▸ **To do**
Output each line of the material exactly as it stands.

▸ **Working data**
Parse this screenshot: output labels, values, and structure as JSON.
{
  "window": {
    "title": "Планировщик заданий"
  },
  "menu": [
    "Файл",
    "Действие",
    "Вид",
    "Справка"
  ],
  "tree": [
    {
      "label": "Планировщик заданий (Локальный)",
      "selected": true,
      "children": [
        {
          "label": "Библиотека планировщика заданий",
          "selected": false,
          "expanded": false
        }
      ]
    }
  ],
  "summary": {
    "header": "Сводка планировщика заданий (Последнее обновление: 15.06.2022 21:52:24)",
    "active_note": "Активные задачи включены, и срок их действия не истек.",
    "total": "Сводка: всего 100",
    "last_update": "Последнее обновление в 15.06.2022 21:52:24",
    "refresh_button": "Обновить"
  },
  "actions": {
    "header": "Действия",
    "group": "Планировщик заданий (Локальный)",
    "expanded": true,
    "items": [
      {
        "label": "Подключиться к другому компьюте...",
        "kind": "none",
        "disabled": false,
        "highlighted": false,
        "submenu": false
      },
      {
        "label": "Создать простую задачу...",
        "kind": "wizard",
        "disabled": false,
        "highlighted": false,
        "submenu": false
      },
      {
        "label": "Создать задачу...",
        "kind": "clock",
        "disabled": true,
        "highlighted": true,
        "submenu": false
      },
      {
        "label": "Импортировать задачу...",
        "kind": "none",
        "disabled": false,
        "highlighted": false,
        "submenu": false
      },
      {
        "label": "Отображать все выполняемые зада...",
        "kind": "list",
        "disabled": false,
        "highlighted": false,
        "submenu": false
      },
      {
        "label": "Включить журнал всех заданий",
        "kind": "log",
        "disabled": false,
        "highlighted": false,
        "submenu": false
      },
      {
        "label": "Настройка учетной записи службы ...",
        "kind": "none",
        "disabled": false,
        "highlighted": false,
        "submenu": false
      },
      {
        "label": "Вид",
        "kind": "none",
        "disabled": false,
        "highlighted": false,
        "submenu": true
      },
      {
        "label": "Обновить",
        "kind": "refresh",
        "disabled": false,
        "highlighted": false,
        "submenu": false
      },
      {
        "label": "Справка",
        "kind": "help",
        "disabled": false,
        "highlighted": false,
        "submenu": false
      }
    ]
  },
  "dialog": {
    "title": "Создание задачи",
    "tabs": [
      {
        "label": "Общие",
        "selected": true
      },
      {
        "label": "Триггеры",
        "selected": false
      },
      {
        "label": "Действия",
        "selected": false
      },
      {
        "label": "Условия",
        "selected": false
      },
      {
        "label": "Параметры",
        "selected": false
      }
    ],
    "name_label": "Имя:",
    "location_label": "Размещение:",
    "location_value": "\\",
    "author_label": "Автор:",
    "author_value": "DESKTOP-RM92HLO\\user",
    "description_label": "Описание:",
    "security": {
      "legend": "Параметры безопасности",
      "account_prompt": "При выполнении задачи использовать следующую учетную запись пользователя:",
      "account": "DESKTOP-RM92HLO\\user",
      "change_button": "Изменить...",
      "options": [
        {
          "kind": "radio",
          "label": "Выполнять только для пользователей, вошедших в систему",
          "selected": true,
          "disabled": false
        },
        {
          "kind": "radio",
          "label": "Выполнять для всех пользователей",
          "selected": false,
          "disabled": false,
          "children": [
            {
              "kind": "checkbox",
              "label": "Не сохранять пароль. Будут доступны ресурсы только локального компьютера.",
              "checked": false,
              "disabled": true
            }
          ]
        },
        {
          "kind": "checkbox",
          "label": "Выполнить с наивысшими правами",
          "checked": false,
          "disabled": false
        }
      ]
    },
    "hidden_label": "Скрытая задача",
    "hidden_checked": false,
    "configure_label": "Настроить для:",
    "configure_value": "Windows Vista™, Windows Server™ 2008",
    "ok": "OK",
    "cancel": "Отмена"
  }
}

▸ **Response below**
Parse this screenshot: output labels, values, and structure as JSON.
{
  "window": {
    "title": "Планировщик заданий"
  },
  "menu": [
    "Файл",
    "Действие",
    "Вид",
    "Справка"
  ],
  "tree": [
    {
      "label": "Планировщик заданий (Локальный)",
      "selected": true,
      "children": [
        {
          "label": "Библиотека планировщика заданий",
          "selected": false,
          "expanded": false
        }
      ]
    }
  ],
  "summary": {
    "header": "Сводка планировщика заданий (Последнее обновление: 15.06.2022 21:52:24)",
    "active_note": "Активные задачи включены, и срок их действия не истек.",
    "total": "Сводка: всего 100",
    "last_update": "Последнее обновление в 15.06.2022 21:52:24",
    "refresh_button": "Обновить"
  },
  "actions": {
    "header": "Действия",
    "group": "Планировщик заданий (Локальный)",
    "expanded": true,
    "items": [
      {
        "label": "Подключиться к другому компьюте...",
        "kind": "none",
        "disabled": false,
        "highlighted": false,
        "submenu": false
      },
      {
        "label": "Создать простую задачу...",
        "kind": "wizard",
        "disabled": false,
        "highlighted": false,
        "submenu": false
      },
      {
        "label": "Создать задачу...",
        "kind": "clock",
        "disabled": true,
        "highlighted": true,
        "submenu": false
      },
      {
        "label": "Импортировать задачу...",
        "kind": "none",
        "disabled": false,
        "highlighted": false,
        "submenu": false
      },
      {
        "label": "Отображать все выполняемые зада...",
        "kind": "list",
        "disabled": false,
        "highlighted": false,
        "submenu": false
      },
      {
        "label": "Включить журнал всех заданий",
        "kind": "log",
        "disabled": false,
        "highlighted": false,
        "submenu": false
      },
      {
        "label": "Настройка учетной записи службы ...",
        "kind": "none",
        "disabled": false,
        "highlighted": false,
        "submenu": false
      },
      {
        "label": "Вид",
        "kind": "none",
        "disabled": false,
        "highlighted": false,
        "submenu": true
      },
      {
        "label": "Обновить",
        "kind": "refresh",
        "disabled": false,
        "highlighted": false,
        "submenu": false
      },
      {
        "label": "Справка",
        "kind": "help",
        "disabled": false,
        "highlighted": false,
        "submenu": false
      }
    ]
  },
  "dialog": {
    "title": "Создание задачи",
    "tabs": [
      {
        "label": "Общие",
        "selected": true
      },
      {
        "label": "Триггеры",
        "selected": false
      },
      {
        "label": "Действия",
        "selected": false
      },
      {
        "label": "Условия",
        "selected": false
      },
      {
        "label": "Параметры",
        "selected": false
      }
    ],
    "name_label": "Имя:",
    "location_label": "Размещение:",
    "location_value": "\\",
    "author_label": "Автор:",
    "author_value": "DESKTOP-RM92HLO\\user",
    "description_label": "Описание:",
    "security": {
      "legend": "Параметры безопасности",
      "account_prompt": "При выполнении задачи использовать следующую учетную запись пользователя:",
      "account": "DESKTOP-RM92HLO\\user",
      "change_button": "Изменить...",
      "options": [
        {
          "kind": "radio",
          "label": "Выполнять только для пользователей, вошедших в систему",
          "selected": true,
          "disabled": false
        },
        {
          "kind": "radio",
          "label": "Выполнять для всех пользователей",
          "selected": false,
          "disabled": false,
          "children": [
            {
              "kind": "checkbox",
              "label": "Не сохранять пароль. Будут доступны ресурсы только локального компьютера.",
              "checked": false,
              "disabled": true
            }
          ]
        },
        {
          "kind": "checkbox",
          "label": "Выполнить с наивысшими правами",
          "checked": false,
          "disabled": false
        }
      ]
    },
    "hidden_label": "Скрытая задача",
    "hidden_checked": false,
    "configure_label": "Настроить для:",
    "configure_value": "Windows Vista™, Windows Server™ 2008",
    "ok": "OK",
    "cancel": "Отмена"
  }
}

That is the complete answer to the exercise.